Exercise brief — The entries below are to be duplicated exactly, with nothing left out.
.....
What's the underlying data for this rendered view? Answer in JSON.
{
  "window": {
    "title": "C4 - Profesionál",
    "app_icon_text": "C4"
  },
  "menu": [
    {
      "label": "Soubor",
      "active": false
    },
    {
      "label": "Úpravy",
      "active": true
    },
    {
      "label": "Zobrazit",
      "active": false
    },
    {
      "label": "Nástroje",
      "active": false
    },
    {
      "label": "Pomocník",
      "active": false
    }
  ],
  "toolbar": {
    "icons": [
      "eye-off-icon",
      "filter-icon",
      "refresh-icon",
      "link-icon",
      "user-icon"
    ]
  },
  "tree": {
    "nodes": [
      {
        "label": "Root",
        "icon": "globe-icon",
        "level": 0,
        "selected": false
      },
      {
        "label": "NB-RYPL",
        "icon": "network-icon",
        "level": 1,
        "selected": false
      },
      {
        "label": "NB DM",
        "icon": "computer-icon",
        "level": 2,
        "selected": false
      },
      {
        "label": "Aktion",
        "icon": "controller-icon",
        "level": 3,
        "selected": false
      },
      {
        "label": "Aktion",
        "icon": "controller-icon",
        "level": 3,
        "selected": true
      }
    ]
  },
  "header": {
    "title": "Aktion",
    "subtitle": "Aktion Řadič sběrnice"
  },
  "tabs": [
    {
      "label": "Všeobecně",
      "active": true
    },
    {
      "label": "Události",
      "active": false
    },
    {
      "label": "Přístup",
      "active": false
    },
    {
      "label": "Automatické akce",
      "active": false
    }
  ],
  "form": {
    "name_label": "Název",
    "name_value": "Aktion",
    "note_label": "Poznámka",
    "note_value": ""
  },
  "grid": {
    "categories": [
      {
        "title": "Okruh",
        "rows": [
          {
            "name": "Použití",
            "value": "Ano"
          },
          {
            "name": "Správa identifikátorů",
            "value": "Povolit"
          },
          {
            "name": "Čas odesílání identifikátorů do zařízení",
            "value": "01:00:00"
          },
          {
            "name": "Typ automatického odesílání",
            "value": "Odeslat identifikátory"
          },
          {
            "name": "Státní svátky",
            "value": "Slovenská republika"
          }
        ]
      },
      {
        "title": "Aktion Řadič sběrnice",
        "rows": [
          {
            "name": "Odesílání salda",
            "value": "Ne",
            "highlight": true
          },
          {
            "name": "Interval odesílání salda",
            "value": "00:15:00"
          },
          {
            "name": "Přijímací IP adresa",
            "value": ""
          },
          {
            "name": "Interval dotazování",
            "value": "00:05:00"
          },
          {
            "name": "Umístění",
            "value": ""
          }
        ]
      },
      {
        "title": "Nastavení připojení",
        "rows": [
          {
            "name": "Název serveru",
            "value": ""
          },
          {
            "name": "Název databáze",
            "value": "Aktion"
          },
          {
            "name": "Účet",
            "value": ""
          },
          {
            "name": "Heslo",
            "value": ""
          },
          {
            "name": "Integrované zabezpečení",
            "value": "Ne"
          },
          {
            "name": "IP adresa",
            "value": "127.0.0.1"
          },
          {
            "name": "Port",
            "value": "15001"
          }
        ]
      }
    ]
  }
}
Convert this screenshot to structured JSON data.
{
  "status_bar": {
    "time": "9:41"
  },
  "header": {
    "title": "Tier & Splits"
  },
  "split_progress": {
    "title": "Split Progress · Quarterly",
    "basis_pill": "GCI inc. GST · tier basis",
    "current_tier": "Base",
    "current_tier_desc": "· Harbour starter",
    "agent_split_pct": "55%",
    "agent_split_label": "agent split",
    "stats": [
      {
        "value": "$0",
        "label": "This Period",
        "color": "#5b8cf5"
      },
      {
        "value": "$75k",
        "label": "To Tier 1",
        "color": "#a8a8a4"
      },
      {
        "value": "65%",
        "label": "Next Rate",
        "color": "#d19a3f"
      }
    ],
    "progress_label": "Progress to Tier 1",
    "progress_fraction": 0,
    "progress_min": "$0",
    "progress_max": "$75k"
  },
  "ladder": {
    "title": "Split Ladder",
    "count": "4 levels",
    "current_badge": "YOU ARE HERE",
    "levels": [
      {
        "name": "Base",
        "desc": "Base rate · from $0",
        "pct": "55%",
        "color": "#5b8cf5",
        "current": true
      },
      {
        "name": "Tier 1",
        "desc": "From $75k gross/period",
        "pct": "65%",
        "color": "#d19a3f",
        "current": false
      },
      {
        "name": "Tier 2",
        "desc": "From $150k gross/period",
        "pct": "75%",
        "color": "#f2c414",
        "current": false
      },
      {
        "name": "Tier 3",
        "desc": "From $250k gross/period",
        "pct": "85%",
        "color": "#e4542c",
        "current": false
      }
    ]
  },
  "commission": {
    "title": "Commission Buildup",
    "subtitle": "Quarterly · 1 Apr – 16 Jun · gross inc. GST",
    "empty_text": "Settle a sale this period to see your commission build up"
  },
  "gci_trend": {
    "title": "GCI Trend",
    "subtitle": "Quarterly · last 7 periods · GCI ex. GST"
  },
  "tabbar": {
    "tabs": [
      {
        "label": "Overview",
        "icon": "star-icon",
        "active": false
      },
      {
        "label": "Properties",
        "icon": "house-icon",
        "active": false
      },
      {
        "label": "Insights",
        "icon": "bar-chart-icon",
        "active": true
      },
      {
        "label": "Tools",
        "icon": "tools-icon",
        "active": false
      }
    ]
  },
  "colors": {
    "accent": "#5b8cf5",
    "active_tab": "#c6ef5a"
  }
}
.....
Response to the exercise —
What's the underlying data for this rendered view? Answer in JSON.
{
  "window": {
    "title": "C4 - Profesionál",
    "app_icon_text": "C4"
  },
  "menu": [
    {
      "label": "Soubor",
      "active": false
    },
    {
      "label": "Úpravy",
      "active": true
    },
    {
      "label": "Zobrazit",
      "active": false
    },
    {
      "label": "Nástroje",
      "active": false
    },
    {
      "label": "Pomocník",
      "active": false
    }
  ],
  "toolbar": {
    "icons": [
      "eye-off-icon",
      "filter-icon",
      "refresh-icon",
      "link-icon",
      "user-icon"
    ]
  },
  "tree": {
    "nodes": [
      {
        "label": "Root",
        "icon": "globe-icon",
        "level": 0,
        "selected": false
      },
      {
        "label": "NB-RYPL",
        "icon": "network-icon",
        "level": 1,
        "selected": false
      },
      {
        "label": "NB DM",
        "icon": "computer-icon",
        "level": 2,
        "selected": false
      },
      {
        "label": "Aktion",
        "icon": "controller-icon",
        "level": 3,
        "selected": false
      },
      {
        "label": "Aktion",
        "icon": "controller-icon",
        "level": 3,
        "selected": true
      }
    ]
  },
  "header": {
    "title": "Aktion",
    "subtitle": "Aktion Řadič sběrnice"
  },
  "tabs": [
    {
      "label": "Všeobecně",
      "active": true
    },
    {
      "label": "Události",
      "active": false
    },
    {
      "label": "Přístup",
      "active": false
    },
    {
      "label": "Automatické akce",
      "active": false
    }
  ],
  "form": {
    "name_label": "Název",
    "name_value": "Aktion",
    "note_label": "Poznámka",
    "note_value": ""
  },
  "grid": {
    "categories": [
      {
        "title": "Okruh",
        "rows": [
          {
            "name": "Použití",
            "value": "Ano"
          },
          {
            "name": "Správa identifikátorů",
            "value": "Povolit"
          },
          {
            "name": "Čas odesílání identifikátorů do zařízení",
            "value": "01:00:00"
          },
          {
            "name": "Typ automatického odesílání",
            "value": "Odeslat identifikátory"
          },
          {
            "name": "Státní svátky",
            "value": "Slovenská republika"
          }
        ]
      },
      {
        "title": "Aktion Řadič sběrnice",
        "rows": [
          {
            "name": "Odesílání salda",
            "value": "Ne",
            "highlight": true
          },
          {
            "name": "Interval odesílání salda",
            "value": "00:15:00"
          },
          {
            "name": "Přijímací IP adresa",
            "value": ""
          },
          {
            "name": "Interval dotazování",
            "value": "00:05:00"
          },
          {
            "name": "Umístění",
            "value": ""
          }
        ]
      },
      {
        "title": "Nastavení připojení",
        "rows": [
          {
            "name": "Název serveru",
            "value": ""
          },
          {
            "name": "Název databáze",
            "value": "Aktion"
          },
          {
            "name": "Účet",
            "value": ""
          },
          {
            "name": "Heslo",
            "value": ""
          },
          {
            "name": "Integrované zabezpečení",
            "value": "Ne"
          },
          {
            "name": "IP adresa",
            "value": "127.0.0.1"
          },
          {
            "name": "Port",
            "value": "15001"
          }
        ]
      }
    ]
  }
}
Convert this screenshot to structured JSON data.
{
  "status_bar": {
    "time": "9:41"
  },
  "header": {
    "title": "Tier & Splits"
  },
  "split_progress": {
    "title": "Split Progress · Quarterly",
    "basis_pill": "GCI inc. GST · tier basis",
    "current_tier": "Base",
    "current_tier_desc": "· Harbour starter",
    "agent_split_pct": "55%",
    "agent_split_label": "agent split",
    "stats": [
      {
        "value": "$0",
        "label": "This Period",
        "color": "#5b8cf5"
      },
      {
        "value": "$75k",
        "label": "To Tier 1",
        "color": "#a8a8a4"
      },
      {
        "value": "65%",
        "label": "Next Rate",
        "color": "#d19a3f"
      }
    ],
    "progress_label": "Progress to Tier 1",
    "progress_fraction": 0,
    "progress_min": "$0",
    "progress_max": "$75k"
  },
  "ladder": {
    "title": "Split Ladder",
    "count": "4 levels",
    "current_badge": "YOU ARE HERE",
    "levels": [
      {
        "name": "Base",
        "desc": "Base rate · from $0",
        "pct": "55%",
        "color": "#5b8cf5",
        "current": true
      },
      {
        "name": "Tier 1",
        "desc": "From $75k gross/period",
        "pct": "65%",
        "color": "#d19a3f",
        "current": false
      },
      {
        "name": "Tier 2",
        "desc": "From $150k gross/period",
        "pct": "75%",
        "color": "#f2c414",
        "current": false
      },
      {
        "name": "Tier 3",
        "desc": "From $250k gross/period",
        "pct": "85%",
        "color": "#e4542c",
        "current": false
      }
    ]
  },
  "commission": {
    "title": "Commission Buildup",
    "subtitle": "Quarterly · 1 Apr – 16 Jun · gross inc. GST",
    "empty_text": "Settle a sale this period to see your commission build up"
  },
  "gci_trend": {
    "title": "GCI Trend",
    "subtitle": "Quarterly · last 7 periods · GCI ex. GST"
  },
  "tabbar": {
    "tabs": [
      {
        "label": "Overview",
        "icon": "star-icon",
        "active": false
      },
      {
        "label": "Properties",
        "icon": "house-icon",
        "active": false
      },
      {
        "label": "Insights",
        "icon": "bar-chart-icon",
        "active": true
      },
      {
        "label": "Tools",
        "icon": "tools-icon",
        "active": false
      }
    ]
  },
  "colors": {
    "accent": "#5b8cf5",
    "active_tab": "#c6ef5a"
  }
}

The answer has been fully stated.